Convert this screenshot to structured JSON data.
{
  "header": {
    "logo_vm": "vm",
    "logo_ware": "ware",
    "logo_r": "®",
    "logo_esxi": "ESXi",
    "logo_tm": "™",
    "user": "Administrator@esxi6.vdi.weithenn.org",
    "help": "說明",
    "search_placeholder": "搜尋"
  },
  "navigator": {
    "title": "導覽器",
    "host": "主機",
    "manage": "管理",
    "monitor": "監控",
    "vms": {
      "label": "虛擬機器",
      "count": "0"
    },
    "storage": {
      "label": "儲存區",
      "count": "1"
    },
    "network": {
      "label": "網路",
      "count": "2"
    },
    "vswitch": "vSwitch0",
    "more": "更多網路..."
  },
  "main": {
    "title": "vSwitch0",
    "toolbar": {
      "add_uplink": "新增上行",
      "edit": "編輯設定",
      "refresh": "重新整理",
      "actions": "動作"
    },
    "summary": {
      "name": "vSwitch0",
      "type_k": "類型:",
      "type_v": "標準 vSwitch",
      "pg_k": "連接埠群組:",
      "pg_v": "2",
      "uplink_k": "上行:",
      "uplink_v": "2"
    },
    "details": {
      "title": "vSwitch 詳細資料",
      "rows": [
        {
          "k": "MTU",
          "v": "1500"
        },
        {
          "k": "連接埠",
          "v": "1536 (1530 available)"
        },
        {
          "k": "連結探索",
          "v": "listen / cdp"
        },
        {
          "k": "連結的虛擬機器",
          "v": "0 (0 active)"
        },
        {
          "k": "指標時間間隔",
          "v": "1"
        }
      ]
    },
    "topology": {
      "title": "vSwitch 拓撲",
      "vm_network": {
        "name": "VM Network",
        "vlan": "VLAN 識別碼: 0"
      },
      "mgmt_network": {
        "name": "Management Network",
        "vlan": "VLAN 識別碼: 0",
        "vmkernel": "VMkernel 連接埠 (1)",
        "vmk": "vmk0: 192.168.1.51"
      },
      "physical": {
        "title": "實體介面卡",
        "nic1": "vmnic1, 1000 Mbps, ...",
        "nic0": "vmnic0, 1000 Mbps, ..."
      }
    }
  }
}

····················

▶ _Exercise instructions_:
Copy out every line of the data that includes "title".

▶ _Output of the task_:
    "title": "導覽器",
    "title": "vSwitch0",
      "title": "vSwitch 詳細資料",
      "title": "vSwitch 拓撲",
        "title": "實體介面卡",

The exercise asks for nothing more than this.